Developing a Centralized Facility Management (CFM) strategy is a critical component of energy management for the facility of the future—particularly for critical facilities that have onsite generation and require high levels of resiliency. When the lights go out, bad things happen and lives could potentially be put at risk. Blue Pillar has worked with hundreds of critical facilities nationwide to adopt a CFM strategy that improves resiliency and compliance and prepares them for what's to come. In this post, we explore the top 10 factors driving the adoption of this strategy as an industry best practice.
- Mounting pressure to do more with less. Just like their brethren in the C-suite, today’s facilities leaders are required to do more with less—budgets are being drastically cut, staff reduced, and aging equipment is being used beyond its life expectancy. CFM helps facility managers get more out of existing equipment while future-proofing the building against stranded assets from legacy equipment.
- Need for C-Suite Visibility. In the past, facilities management was not the priority it is today. With costs continuing to escalate, facilities leaders are taking note and implementing programs to become more effective, efficient, compliant and secure—resulting in immediate and long-term cost savings.
- New Technologies. Facilities management has historically been a manual, labor-intensive process. Clipboard-toting crews in a truck can be easily aided by enterprise software and systems. This centralized approach to remotely test equipment and automate compliance testing to the latest industry standard reduces risks when compliance requirements change or staff retires.
- Eliminate Manual Processes. Simply put, there are less people to do more work than ever before. Automating and remotely controlling certain central key functions will free up time for time-strapped facilities staff to do other important duties.
- Cybersecurity Concerns. The headlines continue to tell the story—more and more organizations are being hacked than ever before. For example, critical facilities like healthcare organizations have long been a target for intruders due to the amount of sensitive patient data they receive. Any "Internet-ready" equipment or cloud-based system connecting to a facility should be assessed from a cybersecurity perspective.
- Acquisitions. Fortune 500 companies in the U.S. are in acquisition mode—especially within the healthcare industry. Large multi-site health systems looking to grow by adding facilities may not understand how they can connect old or legacy equipment into their systems. For any company looking to acquire facilities, it can be daunting to sort through the complexities presented by a wide range of legacy equipment and systems by function, manufacturer and age. Having a single common platform to bring all the equipment on-board can be a Godsend and future-proof your facility.
- Compliance Reporting. Perhaps one of the most stressful, disliked and overlooked functions of facility operations is compliance testing. This one function—where poor outcomes can be catastrophic—is particularly stressful in the healthcare industry. Here, without the adoption of proven CFM practices, compliance reporting will continue to be a risky, annual fire drill.
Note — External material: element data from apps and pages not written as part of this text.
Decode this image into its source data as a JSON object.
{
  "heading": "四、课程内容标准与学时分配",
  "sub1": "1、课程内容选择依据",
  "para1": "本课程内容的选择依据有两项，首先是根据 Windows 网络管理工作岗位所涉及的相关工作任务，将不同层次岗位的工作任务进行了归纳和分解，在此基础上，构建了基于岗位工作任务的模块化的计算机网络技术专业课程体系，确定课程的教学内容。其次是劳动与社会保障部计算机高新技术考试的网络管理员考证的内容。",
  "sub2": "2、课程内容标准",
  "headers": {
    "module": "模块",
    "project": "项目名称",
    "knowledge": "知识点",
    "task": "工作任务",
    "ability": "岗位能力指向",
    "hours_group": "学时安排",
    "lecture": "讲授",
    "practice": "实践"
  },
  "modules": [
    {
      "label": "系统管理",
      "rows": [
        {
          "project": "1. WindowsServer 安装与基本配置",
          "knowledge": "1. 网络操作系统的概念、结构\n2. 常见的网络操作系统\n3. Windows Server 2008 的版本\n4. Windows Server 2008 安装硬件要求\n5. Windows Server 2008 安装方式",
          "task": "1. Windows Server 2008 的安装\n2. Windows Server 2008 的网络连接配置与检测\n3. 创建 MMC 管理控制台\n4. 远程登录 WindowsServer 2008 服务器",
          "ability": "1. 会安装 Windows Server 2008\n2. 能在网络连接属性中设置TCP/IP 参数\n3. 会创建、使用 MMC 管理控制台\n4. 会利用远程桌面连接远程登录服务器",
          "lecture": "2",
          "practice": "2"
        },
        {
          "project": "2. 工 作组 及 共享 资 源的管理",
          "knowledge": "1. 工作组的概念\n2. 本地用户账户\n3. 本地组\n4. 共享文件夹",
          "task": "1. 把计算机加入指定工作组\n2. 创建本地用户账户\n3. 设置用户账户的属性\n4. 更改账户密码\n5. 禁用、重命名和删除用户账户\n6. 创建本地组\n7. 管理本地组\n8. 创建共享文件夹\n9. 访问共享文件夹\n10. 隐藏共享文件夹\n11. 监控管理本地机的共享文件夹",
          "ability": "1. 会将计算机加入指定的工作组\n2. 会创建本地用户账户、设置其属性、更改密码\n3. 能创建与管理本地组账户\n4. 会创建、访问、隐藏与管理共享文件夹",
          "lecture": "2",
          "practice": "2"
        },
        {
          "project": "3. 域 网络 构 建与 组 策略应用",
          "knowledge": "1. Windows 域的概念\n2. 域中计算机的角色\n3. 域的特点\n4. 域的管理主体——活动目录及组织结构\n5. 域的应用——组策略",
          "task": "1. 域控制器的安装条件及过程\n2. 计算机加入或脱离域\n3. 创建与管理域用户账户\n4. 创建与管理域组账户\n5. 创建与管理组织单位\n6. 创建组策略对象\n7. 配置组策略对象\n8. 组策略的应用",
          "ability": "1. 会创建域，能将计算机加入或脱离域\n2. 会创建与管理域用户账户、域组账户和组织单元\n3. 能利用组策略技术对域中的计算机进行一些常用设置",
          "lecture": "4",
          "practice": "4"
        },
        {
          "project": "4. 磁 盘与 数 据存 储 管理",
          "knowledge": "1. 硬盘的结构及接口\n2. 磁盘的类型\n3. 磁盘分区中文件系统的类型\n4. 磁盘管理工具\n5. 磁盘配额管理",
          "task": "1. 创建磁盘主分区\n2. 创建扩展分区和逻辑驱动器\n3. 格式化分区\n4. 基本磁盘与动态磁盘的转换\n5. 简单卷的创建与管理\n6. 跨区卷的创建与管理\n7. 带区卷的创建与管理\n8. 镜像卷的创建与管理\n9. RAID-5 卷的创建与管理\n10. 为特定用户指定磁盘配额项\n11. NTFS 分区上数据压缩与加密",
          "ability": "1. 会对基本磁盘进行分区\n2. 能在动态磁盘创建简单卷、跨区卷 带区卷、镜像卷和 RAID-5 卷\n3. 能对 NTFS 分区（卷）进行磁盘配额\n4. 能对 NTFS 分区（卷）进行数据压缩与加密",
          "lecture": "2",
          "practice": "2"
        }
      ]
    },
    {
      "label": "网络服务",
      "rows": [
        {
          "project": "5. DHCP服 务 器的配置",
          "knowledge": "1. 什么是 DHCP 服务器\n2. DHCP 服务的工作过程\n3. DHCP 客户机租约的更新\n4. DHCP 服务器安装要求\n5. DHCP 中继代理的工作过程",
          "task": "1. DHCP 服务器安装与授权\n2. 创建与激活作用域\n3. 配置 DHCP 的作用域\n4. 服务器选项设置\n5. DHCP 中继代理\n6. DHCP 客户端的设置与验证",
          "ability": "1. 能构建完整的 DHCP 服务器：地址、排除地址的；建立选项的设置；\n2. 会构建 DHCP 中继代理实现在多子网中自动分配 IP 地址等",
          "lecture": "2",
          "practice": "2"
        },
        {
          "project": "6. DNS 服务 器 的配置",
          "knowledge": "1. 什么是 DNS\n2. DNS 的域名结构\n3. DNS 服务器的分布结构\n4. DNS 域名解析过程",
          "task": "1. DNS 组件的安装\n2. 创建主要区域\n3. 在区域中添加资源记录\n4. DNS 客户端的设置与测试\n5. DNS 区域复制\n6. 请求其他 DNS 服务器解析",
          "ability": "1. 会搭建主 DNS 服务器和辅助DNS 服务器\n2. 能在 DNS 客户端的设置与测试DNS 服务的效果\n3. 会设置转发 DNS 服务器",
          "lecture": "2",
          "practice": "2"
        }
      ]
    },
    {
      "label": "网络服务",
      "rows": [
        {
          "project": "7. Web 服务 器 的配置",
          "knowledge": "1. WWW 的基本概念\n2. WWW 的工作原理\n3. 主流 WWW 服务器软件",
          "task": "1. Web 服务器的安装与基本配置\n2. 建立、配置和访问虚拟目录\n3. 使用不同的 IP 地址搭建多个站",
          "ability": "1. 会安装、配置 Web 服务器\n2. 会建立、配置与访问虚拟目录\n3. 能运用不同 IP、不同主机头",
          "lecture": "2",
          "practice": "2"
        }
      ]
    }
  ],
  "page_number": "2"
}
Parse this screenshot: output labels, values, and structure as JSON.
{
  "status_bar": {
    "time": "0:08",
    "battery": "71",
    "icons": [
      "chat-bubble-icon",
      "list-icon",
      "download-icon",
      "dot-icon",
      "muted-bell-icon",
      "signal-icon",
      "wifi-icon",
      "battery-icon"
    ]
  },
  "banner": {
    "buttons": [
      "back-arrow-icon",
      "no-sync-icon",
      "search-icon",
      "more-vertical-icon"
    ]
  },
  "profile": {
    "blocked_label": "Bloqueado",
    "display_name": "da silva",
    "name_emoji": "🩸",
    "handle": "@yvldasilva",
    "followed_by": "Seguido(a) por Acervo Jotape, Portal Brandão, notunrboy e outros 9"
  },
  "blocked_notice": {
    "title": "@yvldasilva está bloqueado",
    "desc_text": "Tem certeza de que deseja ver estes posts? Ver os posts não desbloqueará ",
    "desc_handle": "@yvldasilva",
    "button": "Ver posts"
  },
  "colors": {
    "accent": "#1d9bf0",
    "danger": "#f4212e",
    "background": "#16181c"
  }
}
Advanced technologies are able to automate most of the requirements, in real-time and year-round. Requirements are expanding into industries beyond healthcare and the demands are greater than ever before. Continuing to do compliance reporting at the last minute in order to meet timing requirements is a risk most facilities should not be willing to take.
- Energy Costs. Energy costs continue to rise, and reducing energy costs is a top-priority; if you think energy costs seem high now, wait until next year, and the year after. There is no cost relief in sight, but by centralizing facilities management, providers will find relief in being able to garner the keen insight and data necessary to combat rising costs, both now and in the future. When managed locally, providers are resigned to simply play by the rules of the local utility. By centralizing energy data, providers are able to take a “Best Practices” management approach.
- Unreliable Power Grid. In 2014 there were more power outages in the U.S. than at any time in history, and for longer periods of time. As the power grid continues to get stretched further and further, instability is the result. 2015 is on track to be even more unstable than 2014. This puts providers at continued risk, and increases the importance of having a proven, tested emergency power system in place. By centralizing those functions, risk is reduced, equipment life is extended and dependency on an unstable grid is minimized.
- Retiring Workforce. The average length of employment with today’s facility personnel is 27 years, and 50% of today’s facility employees are expected to retire with the next 10 years. This workforce departure will produce a conundrum never seen before in facilities management. New technologies available through CFM strategies help address this situation head-on, and provide the economical and practical solutions leaders are looking for.
Are any of these factors affecting your facility? If your critical facility is experiencing some or all of the factors listed above, leveraging a CFM strategy could provide a multitude of benefits—saving money and helping to future-proof your facility to avoid stranded assets. To learn more download our free Centralized Facilities Management Implementation Guide to learn how easy it can be to get this effort started inside your facilities today.